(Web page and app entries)
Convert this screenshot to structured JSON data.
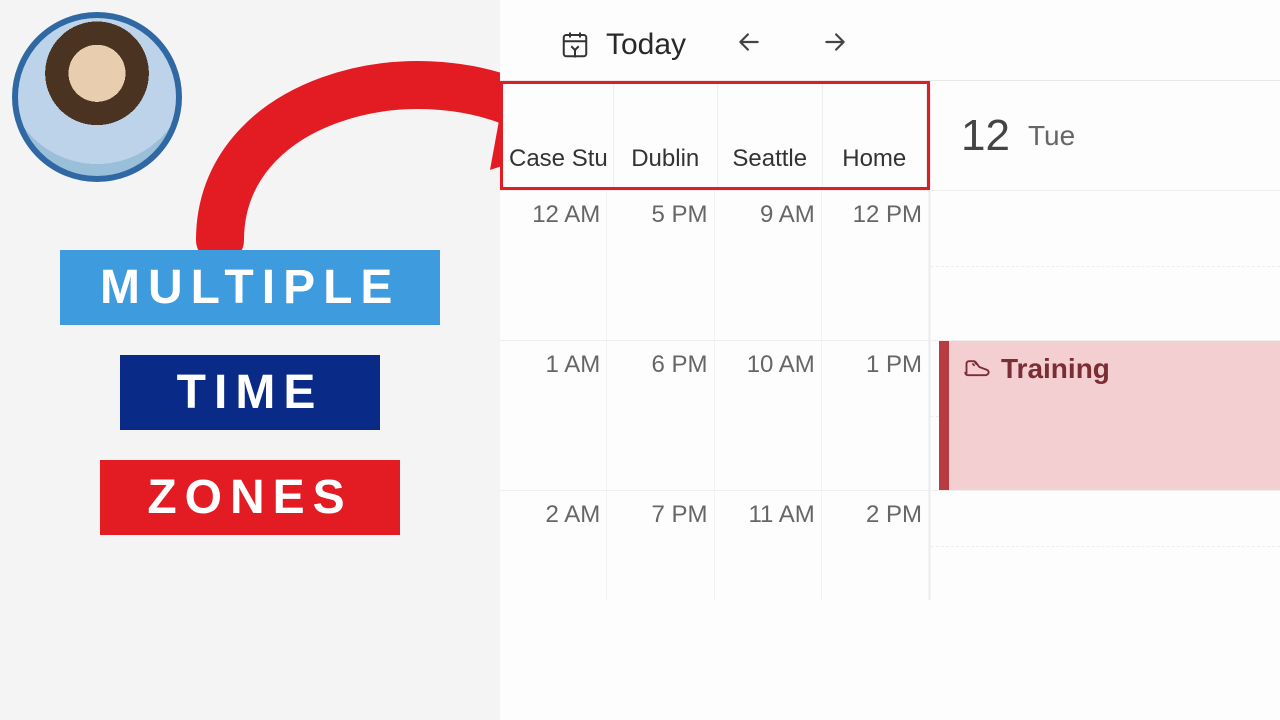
{
  "banner": {
    "line1": "MULTIPLE",
    "line2": "TIME",
    "line3": "ZONES"
  },
  "toolbar": {
    "today": "Today"
  },
  "timezones": {
    "col1": "Case Stu",
    "col2": "Dublin",
    "col3": "Seattle",
    "col4": "Home"
  },
  "date": {
    "num": "12",
    "day": "Tue"
  },
  "rows": [
    {
      "c1": "12 AM",
      "c2": "5 PM",
      "c3": "9 AM",
      "c4": "12 PM"
    },
    {
      "c1": "1 AM",
      "c2": "6 PM",
      "c3": "10 AM",
      "c4": "1 PM"
    },
    {
      "c1": "2 AM",
      "c2": "7 PM",
      "c3": "11 AM",
      "c4": "2 PM"
    }
  ],
  "event": {
    "title": "Training"
  }
}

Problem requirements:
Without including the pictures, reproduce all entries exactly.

Your response:
Convert this screenshot to structured JSON data.
{
  "banner": {
    "line1": "MULTIPLE",
    "line2": "TIME",
    "line3": "ZONES"
  },
  "toolbar": {
    "today": "Today"
  },
  "timezones": {
    "col1": "Case Stu",
    "col2": "Dublin",
    "col3": "Seattle",
    "col4": "Home"
  },
  "date": {
    "num": "12",
    "day": "Tue"
  },
  "rows": [
    {
      "c1": "12 AM",
      "c2": "5 PM",
      "c3": "9 AM",
      "c4": "12 PM"
    },
    {
      "c1": "1 AM",
      "c2": "6 PM",
      "c3": "10 AM",
      "c4": "1 PM"
    },
    {
      "c1": "2 AM",
      "c2": "7 PM",
      "c3": "11 AM",
      "c4": "2 PM"
    }
  ],
  "event": {
    "title": "Training"
  }
}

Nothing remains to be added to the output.